Archives for July 2022

Dental Local Anesthetic Allergies – The Esters

This will be the first of a three part series covering the various types of allergies associated with dental local anesthetics (frequently referred to as “novocaine”). Why write this? Well, some of the most frequently used search terms that cause people to arrive at our site are some combination of “allergy” and “novocaine.”

Dental syringe along with novocaine carpule

Over 1 million injections of “novocaine” are administered in dental offices in the United States each year.

Over the years, we’ve observed that many of our own patients think they may be allergic to the local anesthetic used at the dentist. This is not surprising given that over 1 million local anesthetic injections are administered each year in dental offices in the United States. With this level of frequency, adverse events are bound to happen, some of which may be interpreted as allergies.
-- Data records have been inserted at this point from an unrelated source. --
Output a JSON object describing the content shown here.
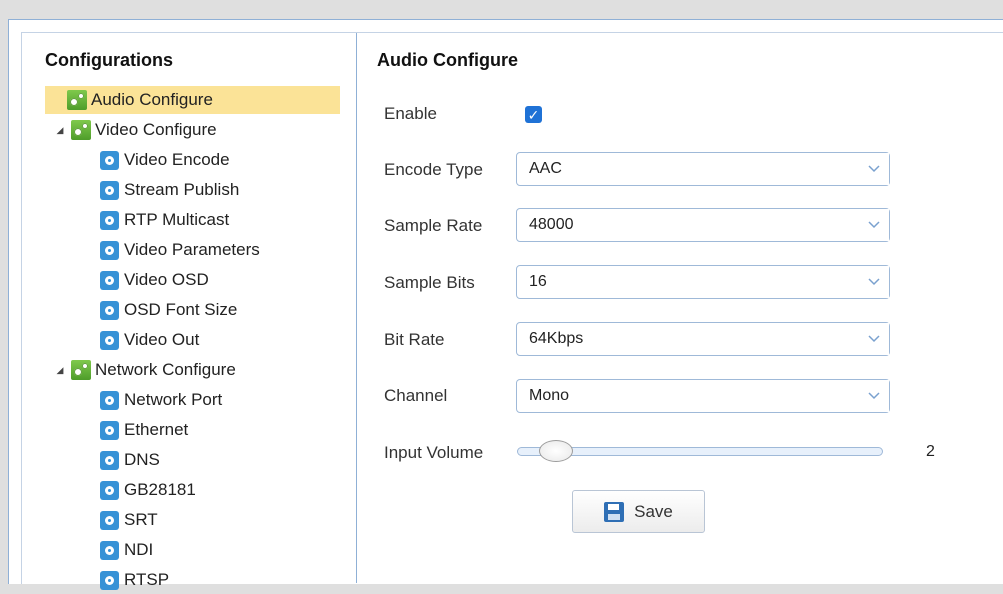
{
  "sidebar": {
    "title": "Configurations",
    "items": [
      {
        "label": "Audio Configure",
        "icon": "gear-group-icon",
        "level": 0,
        "selected": true
      },
      {
        "label": "Video Configure",
        "icon": "gear-group-icon",
        "level": 0,
        "expanded": true
      },
      {
        "label": "Video Encode",
        "icon": "gear-icon",
        "level": 1
      },
      {
        "label": "Stream Publish",
        "icon": "gear-icon",
        "level": 1
      },
      {
        "label": "RTP Multicast",
        "icon": "gear-icon",
        "level": 1
      },
      {
        "label": "Video Parameters",
        "icon": "gear-icon",
        "level": 1
      },
      {
        "label": "Video OSD",
        "icon": "gear-icon",
        "level": 1
      },
      {
        "label": "OSD Font Size",
        "icon": "gear-icon",
        "level": 1
      },
      {
        "label": "Video Out",
        "icon": "gear-icon",
        "level": 1
      },
      {
        "label": "Network Configure",
        "icon": "gear-group-icon",
        "level": 0,
        "expanded": true
      },
      {
        "label": "Network Port",
        "icon": "gear-icon",
        "level": 1
      },
      {
        "label": "Ethernet",
        "icon": "gear-icon",
        "level": 1
      },
      {
        "label": "DNS",
        "icon": "gear-icon",
        "level": 1
      },
      {
        "label": "GB28181",
        "icon": "gear-icon",
        "level": 1
      },
      {
        "label": "SRT",
        "icon": "gear-icon",
        "level": 1
      },
      {
        "label": "NDI",
        "icon": "gear-icon",
        "level": 1
      },
      {
        "label": "RTSP",
        "icon": "gear-icon",
        "level": 1
      }
    ]
  },
  "audio": {
    "title": "Audio Configure",
    "enable_label": "Enable",
    "enable_checked": true,
    "encode_type": {
      "label": "Encode Type",
      "value": "AAC"
    },
    "sample_rate": {
      "label": "Sample Rate",
      "value": "48000"
    },
    "sample_bits": {
      "label": "Sample Bits",
      "value": "16"
    },
    "bit_rate": {
      "label": "Bit Rate",
      "value": "64Kbps"
    },
    "channel": {
      "label": "Channel",
      "value": "Mono"
    },
    "input_volume": {
      "label": "Input Volume",
      "value": "2"
    },
    "save_label": "Save"
  },
  "colors": {
    "selected_bg": "#fbe397",
    "accent": "#1f72d6",
    "border": "#9fb9d8"
  }
}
The three parts are:

  1. The Esters (this article)
  2. Methylparaben and Sulfites (part 2)
  3. True amide allergies (part 3)

The titles of the three parts may appear cryptic, weird, or just plain boring. But this is how it needs to be organized. We’ll start with a brief history of local anesthetics.

Cocaine and Procaine

Believe it or not, cocaine was the first local anesthetic used in dentistry. Cocaine was first used in a dental procedure as an injectable local anesthetic in 1884. While it was an effective anesthetic, there were unwanted side effects (euphoria, cardiovascular stimulation, addiction, etc.).

Cocaine tooth drops photo

Yes, you could purchase cocaine legally back in 1885. And for only $.15

In 1905, another anesthetic was synthesized called procaine. It had all the anesthetic properties of cocaine but none of the undesirable side effects. Because of this, it was very quickly adopted, and a brand name version of procaine – novocaine – was launched. Novocaine was classified as an “ester type” anesthetic.

So What is an Ester?

Ester local anesthetic

The chemical symbol of an ester.

An ester is a term from organic chemistry that describes a specific part of a molecule. The diagram here is not that important.

The important concept is that cocaine, procaine (brand name novocaine), and many other dental local anesthetics are considered “ester type anesthetics.” They are given this name for two reasons. First, there’s the obvious reason: they all contain an ester group. The second reason is to differentiate them from another family of local anesthetics called “amide type anesthetics.”

Allergies to Ester Based Anesthetics

Now we actually get to what everyone wants to know. And that is to begin talking about allergic reactions to dental local anesthetics. We begin with ester based local anesthetics because at one point these were the only local anesthetics available. Read on:

  • When ester based local anesthetics are injected into the body, they are metabolized into a chemical called para-aminobenzoic acid (also called PABA).
  • PABA is known to cause allergic reactions in some people. So, back when novocaine was actually being commonly used (from 1905 to the mid 1950s), patients frequently experienced true novocaine allergies.
  • Because of the documented allergic reactions to PABA – caused by injections of ester based local anesthetics – ester based injectable dental local anesthetics stop being used in the United States. Novocaine was last sold in the United States in 1982.
  • What is used instead? You guessed it – amide type anesthetics.
  • Ester based local anesthetics are only used in dentistry in the U.S. as topical anesthetics (also known as numbing jelly). The most common one is benzocaine.

So, to summarize, true novocaine allergies exist, but they do not occur anymore because novocaine is no longer used.

But what about allergies from other sources? What does a true allergy look like clinically? Those will be covered in parts 2 and 3.